Are you thinking of using a GPS device and are wondering if using GPS tracking devices falls under the criminal harassment statute? First of all, it is a good thing that you are concerned about the Massachusetts law as it pertains to electronic monitoring before using any form of real time tracking system. Here are some quick facts that Massachusetts’ Court has ruled in regards to placing a tracker on a persons’ vehicle.
- Legally, you can place tracking devices on vehicles you own
- If you do not own the vehicle, it is a legal “gray area” to put a tracker underneath the vehicle (as long as the vehicle is not parked on private property)
- It is illegal to enter the vehicle of a private citizen and hide a GPS tracker in it if you do not own that vehicle.
Massachusetts Court Rules On GPS Tracking
How A Defendants’ Conduct Was Monitored
Although many states are slowly passing legislation and interpreting laws on the conditions in which vehicle tracking systems can be used by law enforcement and governing bodies, the Massachusetts high court’s ruling came after an appeal by a drug trafficker. Everett Connolly, a Cap Cod resident, was suspected by local authorities to be trafficking drugs throughout the Massachusetts region, and his criminal defense was the tracker violated his privacy rights. Police then went through the proper and lawful channels and entered Connolly’s minivan and installed a GPS tracking system to monitor his stops and routes driven to access his drug trafficking distribution network. When the vehicle tracking system data validated the law enforcement suspicions, he was promptly pulled over and arrested. Connolly had over 120 grams of cocaine on him at the time of his arrest.
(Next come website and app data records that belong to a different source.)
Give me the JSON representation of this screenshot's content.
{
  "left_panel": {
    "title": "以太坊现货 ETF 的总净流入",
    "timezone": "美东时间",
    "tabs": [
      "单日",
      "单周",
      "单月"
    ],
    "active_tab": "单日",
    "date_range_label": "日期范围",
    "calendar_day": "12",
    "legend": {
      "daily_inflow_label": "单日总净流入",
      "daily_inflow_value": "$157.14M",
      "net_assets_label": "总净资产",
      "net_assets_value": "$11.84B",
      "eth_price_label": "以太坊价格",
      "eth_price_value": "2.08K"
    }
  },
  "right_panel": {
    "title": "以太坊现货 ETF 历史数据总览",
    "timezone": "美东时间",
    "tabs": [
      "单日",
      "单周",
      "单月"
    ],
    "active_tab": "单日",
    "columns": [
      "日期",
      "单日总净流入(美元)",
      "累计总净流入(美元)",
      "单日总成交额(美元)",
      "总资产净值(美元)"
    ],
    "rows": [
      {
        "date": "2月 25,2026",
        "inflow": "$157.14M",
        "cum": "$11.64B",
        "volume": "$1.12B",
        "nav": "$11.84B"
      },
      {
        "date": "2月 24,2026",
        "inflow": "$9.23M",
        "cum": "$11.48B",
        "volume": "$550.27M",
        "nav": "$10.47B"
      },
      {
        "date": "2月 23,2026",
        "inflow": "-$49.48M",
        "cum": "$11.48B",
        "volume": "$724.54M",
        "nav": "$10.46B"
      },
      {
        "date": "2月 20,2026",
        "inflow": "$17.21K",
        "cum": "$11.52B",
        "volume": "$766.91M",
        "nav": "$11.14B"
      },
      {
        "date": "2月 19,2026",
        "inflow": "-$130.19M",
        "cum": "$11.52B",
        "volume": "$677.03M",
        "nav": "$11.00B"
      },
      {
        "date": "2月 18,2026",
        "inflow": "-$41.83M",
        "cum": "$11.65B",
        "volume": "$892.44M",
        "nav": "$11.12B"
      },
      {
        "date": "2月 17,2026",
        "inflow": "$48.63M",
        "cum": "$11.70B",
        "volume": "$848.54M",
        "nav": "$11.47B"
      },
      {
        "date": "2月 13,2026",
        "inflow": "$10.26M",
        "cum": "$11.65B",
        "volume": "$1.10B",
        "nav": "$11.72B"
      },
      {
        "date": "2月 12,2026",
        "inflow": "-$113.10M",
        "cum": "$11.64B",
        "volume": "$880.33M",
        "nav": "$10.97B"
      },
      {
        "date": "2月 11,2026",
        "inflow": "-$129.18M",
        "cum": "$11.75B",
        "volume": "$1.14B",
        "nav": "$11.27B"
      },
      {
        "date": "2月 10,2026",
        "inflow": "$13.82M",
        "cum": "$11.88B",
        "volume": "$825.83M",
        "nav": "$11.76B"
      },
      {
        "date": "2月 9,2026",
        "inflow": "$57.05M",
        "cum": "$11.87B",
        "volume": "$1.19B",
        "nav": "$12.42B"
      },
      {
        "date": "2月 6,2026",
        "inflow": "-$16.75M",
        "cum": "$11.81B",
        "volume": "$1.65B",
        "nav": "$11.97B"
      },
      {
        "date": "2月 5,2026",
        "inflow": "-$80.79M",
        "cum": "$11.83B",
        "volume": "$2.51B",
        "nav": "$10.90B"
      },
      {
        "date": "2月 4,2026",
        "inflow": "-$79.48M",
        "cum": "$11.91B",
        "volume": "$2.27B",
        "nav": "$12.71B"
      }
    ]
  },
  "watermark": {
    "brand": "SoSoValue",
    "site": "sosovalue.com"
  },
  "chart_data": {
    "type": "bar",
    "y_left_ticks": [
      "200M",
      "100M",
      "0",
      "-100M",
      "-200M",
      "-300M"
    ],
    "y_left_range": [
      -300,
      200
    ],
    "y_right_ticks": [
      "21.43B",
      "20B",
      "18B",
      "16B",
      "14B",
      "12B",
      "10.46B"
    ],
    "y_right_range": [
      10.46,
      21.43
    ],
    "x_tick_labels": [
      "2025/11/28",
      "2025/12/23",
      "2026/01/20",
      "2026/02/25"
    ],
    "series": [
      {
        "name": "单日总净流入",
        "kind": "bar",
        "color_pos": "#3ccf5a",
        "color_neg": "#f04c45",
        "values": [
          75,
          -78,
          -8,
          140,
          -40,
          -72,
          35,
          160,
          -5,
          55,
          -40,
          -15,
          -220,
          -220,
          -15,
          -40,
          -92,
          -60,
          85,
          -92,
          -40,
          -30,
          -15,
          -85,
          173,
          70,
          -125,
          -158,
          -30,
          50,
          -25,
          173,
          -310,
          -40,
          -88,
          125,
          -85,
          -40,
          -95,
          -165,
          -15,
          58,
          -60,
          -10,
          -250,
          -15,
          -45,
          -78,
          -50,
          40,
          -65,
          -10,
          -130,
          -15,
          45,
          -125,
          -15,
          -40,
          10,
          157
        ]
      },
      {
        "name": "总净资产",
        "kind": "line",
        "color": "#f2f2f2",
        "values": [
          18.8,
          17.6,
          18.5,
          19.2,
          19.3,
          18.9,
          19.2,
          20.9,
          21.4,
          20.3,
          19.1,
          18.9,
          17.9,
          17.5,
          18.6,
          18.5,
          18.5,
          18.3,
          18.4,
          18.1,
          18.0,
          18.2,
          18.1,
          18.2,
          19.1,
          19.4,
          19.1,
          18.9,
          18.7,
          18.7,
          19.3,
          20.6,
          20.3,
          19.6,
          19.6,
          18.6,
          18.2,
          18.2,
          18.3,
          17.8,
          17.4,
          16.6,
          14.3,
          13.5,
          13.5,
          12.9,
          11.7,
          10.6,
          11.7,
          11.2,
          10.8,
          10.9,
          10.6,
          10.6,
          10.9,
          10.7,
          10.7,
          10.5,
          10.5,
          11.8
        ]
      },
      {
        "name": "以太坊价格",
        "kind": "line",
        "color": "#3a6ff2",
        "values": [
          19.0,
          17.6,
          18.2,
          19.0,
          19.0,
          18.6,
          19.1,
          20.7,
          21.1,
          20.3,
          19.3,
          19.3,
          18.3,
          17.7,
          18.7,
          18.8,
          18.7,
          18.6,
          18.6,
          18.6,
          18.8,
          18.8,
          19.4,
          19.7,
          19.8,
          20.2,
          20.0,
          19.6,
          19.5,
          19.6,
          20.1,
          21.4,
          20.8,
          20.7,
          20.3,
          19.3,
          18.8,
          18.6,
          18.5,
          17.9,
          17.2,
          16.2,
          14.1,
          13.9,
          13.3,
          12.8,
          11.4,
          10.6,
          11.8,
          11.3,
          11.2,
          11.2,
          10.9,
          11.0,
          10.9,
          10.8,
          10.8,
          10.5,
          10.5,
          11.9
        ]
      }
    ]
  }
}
GPS data evidence gathered from the tracker resulted in Connolly’s conviction in lower courts, sending him to jail for violating the Massachusetts drug laws. His sentence was for 12-15 years.
GPS Tracking Laws for the Other States
Going forward it is very likely every state will pass some variation of a ruling on GPS tracking systems being used by law enforcement, employers, and citizens. GPS auto tracking technology is growing at such a rapid rate that all state courts will be forced to move on enacting legislation to remove the gray area from the books.
Although Connolly made every attempt to get his sentence suspended due to a hole in the system on unclear legislation on GPS laws, there is no denying that he was trafficking cocaine and had large quantities of the drug in his possession at the time of the arrest.
Please note information regarding Massachusetts GPS laws found in this article should not be used as legal advice. If you are involved in a family law or divorce case and are considering using GPS tracking devices then please contact an attorney to get the latest legal information.